What is expected:
Filter out all lines without the word "used" from the data below, please, and copy the rest.

Data records:

==*==

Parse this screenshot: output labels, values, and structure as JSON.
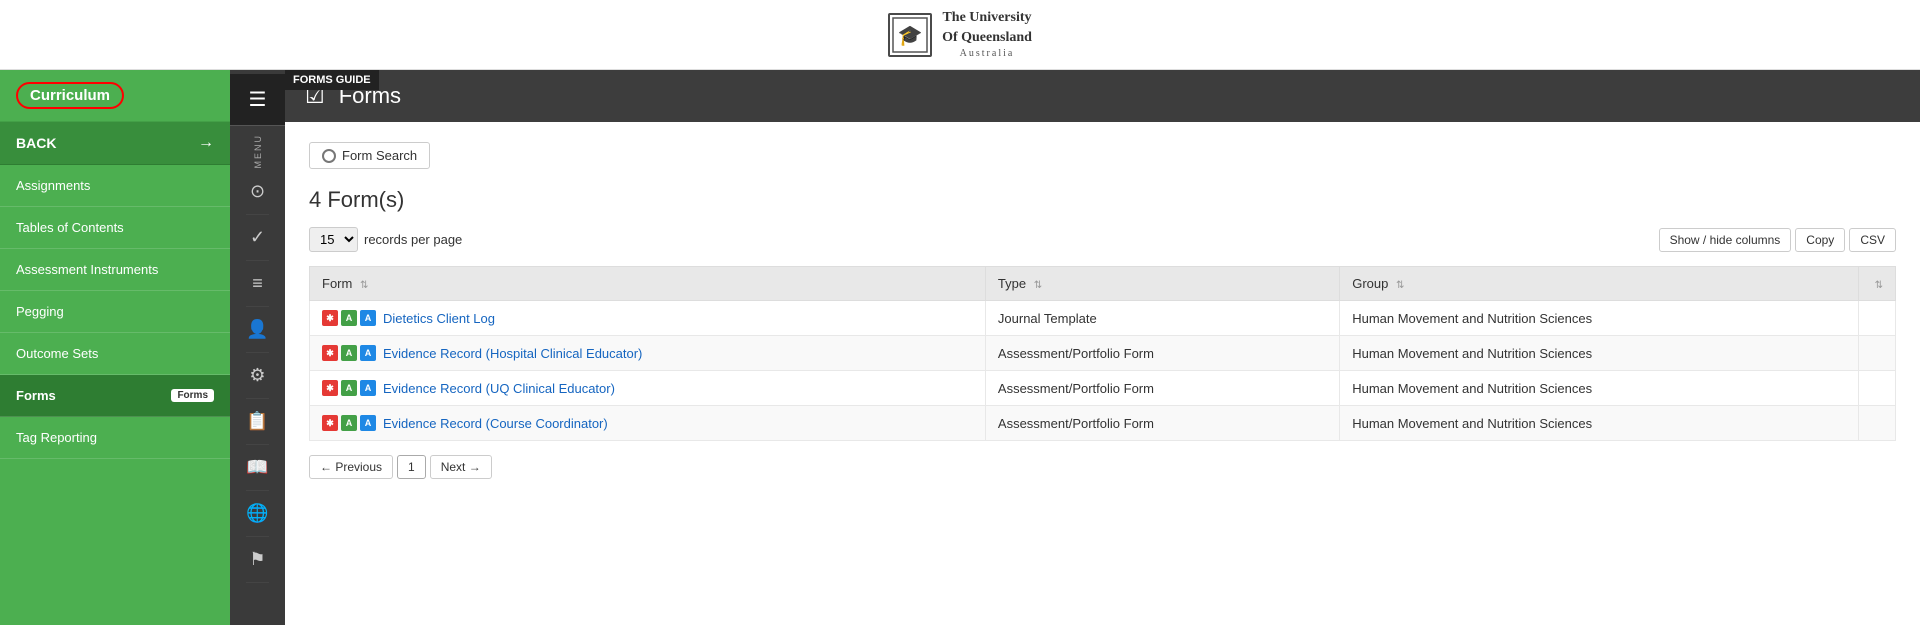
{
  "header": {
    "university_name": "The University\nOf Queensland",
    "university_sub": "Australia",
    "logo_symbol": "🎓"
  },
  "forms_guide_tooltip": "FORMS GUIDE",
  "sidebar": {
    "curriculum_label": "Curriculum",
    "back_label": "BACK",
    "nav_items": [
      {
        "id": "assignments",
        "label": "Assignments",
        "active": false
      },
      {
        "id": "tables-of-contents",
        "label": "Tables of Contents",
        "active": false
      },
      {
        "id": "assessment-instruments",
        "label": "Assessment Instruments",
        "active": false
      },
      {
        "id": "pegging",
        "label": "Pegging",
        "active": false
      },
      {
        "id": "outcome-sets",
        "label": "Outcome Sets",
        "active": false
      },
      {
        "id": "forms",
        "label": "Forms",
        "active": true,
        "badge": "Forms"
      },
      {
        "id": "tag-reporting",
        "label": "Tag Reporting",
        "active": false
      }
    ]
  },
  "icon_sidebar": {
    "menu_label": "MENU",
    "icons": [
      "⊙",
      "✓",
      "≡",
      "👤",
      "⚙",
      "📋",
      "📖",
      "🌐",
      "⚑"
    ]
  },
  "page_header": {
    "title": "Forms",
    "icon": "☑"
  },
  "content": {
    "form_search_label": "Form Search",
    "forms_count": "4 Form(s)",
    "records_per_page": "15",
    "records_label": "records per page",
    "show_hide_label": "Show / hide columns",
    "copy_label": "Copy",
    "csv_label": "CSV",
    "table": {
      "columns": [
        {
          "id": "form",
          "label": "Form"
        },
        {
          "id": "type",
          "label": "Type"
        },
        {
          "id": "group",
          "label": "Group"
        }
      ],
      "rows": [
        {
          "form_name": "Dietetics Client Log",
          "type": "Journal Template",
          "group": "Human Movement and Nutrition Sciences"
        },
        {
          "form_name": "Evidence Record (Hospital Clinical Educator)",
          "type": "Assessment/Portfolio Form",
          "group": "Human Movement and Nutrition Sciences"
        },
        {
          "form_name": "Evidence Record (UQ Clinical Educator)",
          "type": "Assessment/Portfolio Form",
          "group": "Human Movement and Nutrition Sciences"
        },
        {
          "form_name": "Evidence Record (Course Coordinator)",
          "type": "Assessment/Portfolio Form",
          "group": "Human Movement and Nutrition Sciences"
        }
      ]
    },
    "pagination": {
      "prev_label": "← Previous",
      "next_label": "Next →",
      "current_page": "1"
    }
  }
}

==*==

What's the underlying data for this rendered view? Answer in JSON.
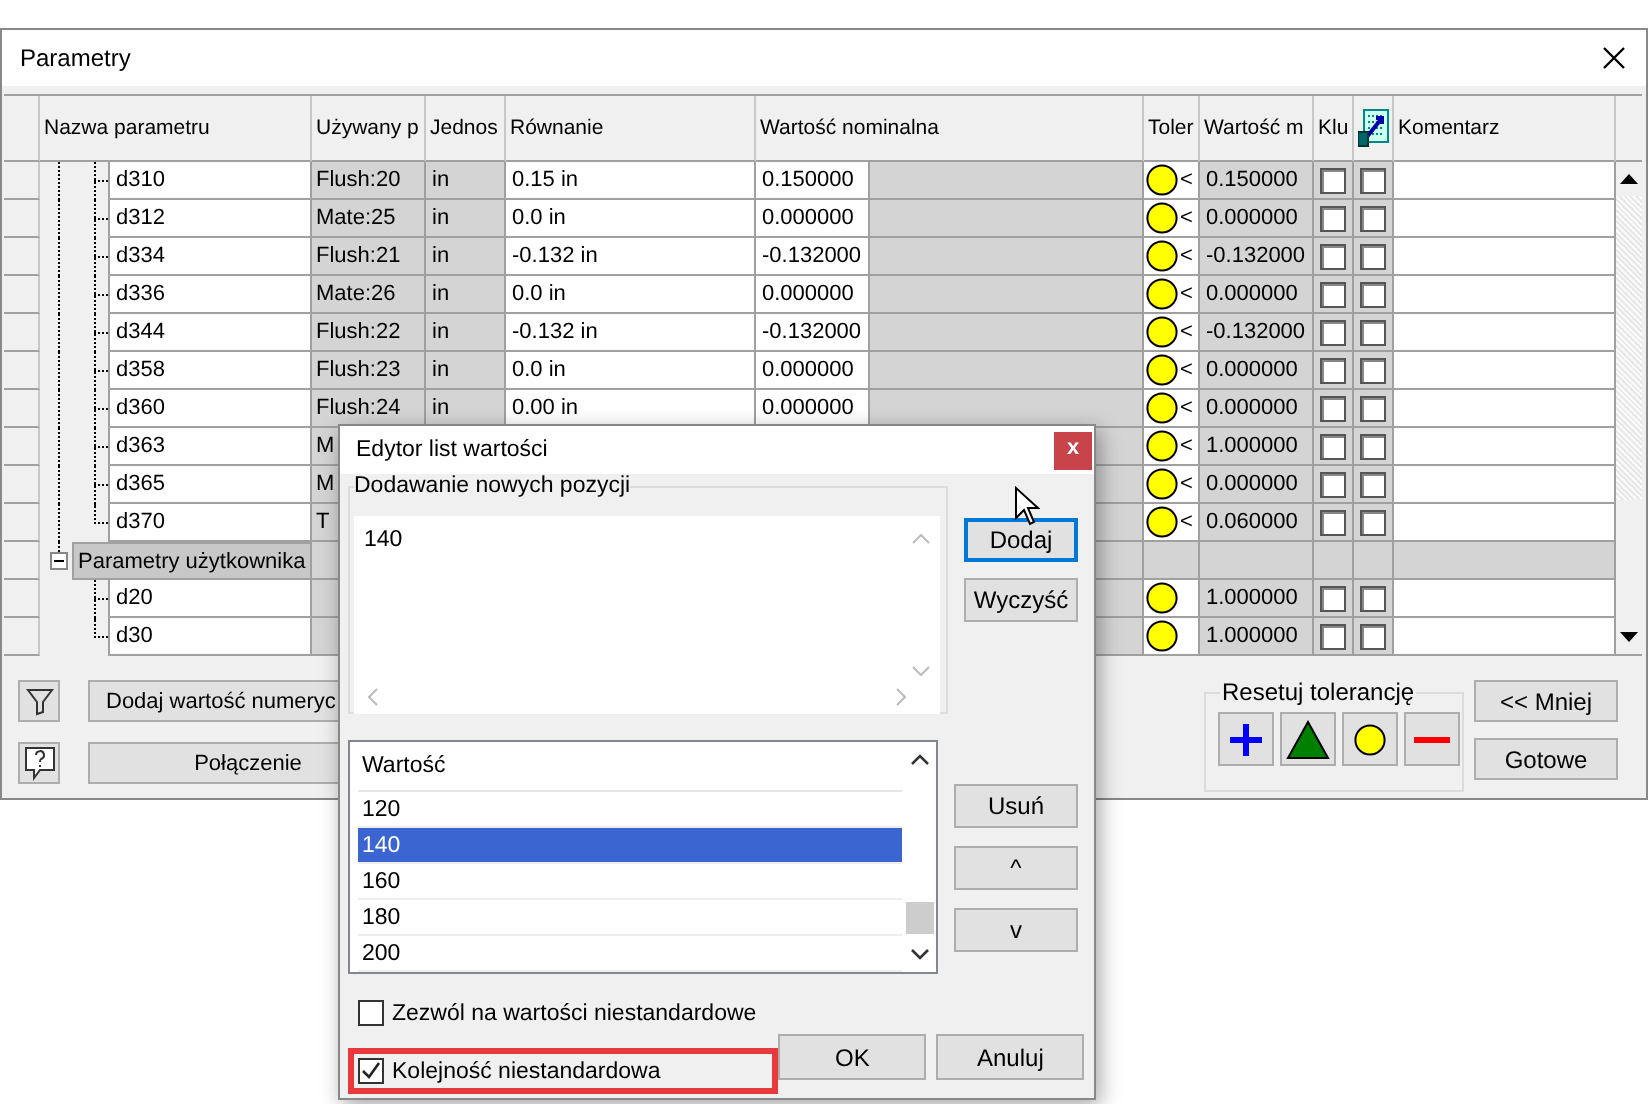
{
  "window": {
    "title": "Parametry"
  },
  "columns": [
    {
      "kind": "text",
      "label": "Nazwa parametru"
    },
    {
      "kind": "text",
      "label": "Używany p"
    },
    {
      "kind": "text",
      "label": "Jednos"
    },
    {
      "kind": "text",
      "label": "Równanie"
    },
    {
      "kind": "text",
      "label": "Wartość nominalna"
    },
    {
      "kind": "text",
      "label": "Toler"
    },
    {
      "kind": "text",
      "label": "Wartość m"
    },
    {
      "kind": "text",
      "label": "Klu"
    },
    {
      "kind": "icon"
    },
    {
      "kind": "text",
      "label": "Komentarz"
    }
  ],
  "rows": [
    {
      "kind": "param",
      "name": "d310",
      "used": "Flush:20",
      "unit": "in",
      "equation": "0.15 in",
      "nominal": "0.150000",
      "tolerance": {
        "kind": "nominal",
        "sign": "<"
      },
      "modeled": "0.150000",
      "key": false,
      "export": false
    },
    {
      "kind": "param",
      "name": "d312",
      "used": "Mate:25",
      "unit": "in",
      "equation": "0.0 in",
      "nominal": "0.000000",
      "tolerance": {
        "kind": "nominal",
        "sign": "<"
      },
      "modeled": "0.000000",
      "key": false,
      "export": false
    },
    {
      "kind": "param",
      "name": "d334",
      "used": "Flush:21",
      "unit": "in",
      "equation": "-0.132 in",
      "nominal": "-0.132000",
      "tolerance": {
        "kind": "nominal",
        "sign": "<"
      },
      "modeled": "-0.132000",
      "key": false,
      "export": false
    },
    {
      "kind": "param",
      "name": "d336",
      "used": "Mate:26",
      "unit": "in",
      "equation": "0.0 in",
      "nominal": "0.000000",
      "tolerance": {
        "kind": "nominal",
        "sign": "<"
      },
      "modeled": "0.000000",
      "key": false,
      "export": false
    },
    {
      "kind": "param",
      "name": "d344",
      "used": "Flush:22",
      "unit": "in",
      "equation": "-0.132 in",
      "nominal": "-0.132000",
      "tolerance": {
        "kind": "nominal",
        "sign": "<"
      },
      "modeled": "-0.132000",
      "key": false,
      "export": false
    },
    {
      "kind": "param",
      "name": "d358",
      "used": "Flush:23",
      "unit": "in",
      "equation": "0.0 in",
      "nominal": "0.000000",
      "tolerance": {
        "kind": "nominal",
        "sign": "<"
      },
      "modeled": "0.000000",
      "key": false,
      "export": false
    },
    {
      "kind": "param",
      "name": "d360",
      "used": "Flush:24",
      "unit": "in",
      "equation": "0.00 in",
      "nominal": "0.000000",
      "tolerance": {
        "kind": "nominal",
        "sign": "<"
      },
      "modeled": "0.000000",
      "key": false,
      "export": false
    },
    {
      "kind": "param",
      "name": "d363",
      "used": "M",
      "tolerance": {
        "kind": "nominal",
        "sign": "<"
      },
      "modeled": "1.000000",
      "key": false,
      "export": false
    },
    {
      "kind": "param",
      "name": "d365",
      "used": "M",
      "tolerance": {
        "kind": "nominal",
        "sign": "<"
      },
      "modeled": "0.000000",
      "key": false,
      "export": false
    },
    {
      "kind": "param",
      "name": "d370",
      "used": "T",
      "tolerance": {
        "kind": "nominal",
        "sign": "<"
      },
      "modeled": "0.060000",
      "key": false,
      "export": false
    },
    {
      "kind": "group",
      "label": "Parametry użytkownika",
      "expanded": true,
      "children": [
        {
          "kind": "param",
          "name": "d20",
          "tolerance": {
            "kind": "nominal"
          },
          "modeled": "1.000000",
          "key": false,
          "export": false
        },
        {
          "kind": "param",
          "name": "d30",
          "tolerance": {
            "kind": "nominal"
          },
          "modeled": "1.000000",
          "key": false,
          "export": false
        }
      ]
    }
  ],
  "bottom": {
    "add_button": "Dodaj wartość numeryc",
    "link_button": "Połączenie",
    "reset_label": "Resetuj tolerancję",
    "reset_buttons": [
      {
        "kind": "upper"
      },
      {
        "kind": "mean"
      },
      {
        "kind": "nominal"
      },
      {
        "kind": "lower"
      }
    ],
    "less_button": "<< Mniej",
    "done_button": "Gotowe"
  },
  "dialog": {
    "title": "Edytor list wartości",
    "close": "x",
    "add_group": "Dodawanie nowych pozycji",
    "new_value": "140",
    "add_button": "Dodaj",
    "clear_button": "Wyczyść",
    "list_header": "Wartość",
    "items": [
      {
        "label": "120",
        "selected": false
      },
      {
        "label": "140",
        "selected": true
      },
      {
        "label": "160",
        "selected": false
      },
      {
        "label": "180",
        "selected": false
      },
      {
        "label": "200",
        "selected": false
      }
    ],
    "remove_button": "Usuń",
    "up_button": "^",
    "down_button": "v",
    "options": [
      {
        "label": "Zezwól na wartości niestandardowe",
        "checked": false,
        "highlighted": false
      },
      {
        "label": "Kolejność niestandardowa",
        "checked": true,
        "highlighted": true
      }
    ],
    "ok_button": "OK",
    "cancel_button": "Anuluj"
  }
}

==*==

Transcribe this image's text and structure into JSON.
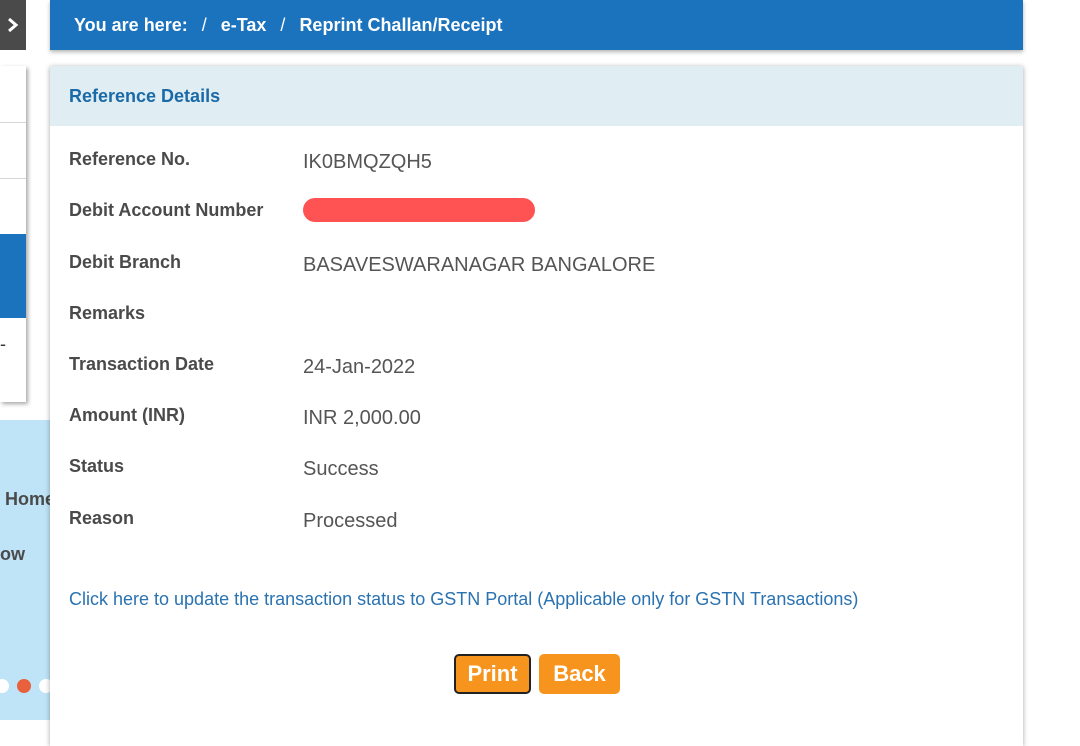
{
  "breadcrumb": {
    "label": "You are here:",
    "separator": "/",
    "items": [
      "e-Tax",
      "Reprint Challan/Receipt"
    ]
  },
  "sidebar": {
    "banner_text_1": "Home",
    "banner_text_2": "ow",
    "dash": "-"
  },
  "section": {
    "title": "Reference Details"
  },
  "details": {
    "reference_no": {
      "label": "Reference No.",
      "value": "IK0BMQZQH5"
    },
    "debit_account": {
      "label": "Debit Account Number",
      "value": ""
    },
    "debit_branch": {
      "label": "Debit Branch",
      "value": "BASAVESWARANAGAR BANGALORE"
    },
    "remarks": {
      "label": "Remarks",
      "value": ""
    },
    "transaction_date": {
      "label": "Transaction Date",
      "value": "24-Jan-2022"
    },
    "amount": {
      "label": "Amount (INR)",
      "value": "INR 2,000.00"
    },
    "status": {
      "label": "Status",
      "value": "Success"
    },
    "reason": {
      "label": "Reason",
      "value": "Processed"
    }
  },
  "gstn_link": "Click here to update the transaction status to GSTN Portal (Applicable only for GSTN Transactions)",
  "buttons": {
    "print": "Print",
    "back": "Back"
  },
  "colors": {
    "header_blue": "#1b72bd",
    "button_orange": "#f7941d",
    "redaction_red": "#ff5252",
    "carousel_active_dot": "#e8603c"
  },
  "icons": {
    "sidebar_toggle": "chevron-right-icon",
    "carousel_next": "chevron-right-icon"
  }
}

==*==

Task output:
      "used": "Flush:20",
      "used": "Mate:25",
      "used": "Flush:21",
      "used": "Mate:26",
      "used": "Flush:22",
      "used": "Flush:23",
      "used": "Flush:24",
      "used": "M",
      "used": "M",
      "used": "T",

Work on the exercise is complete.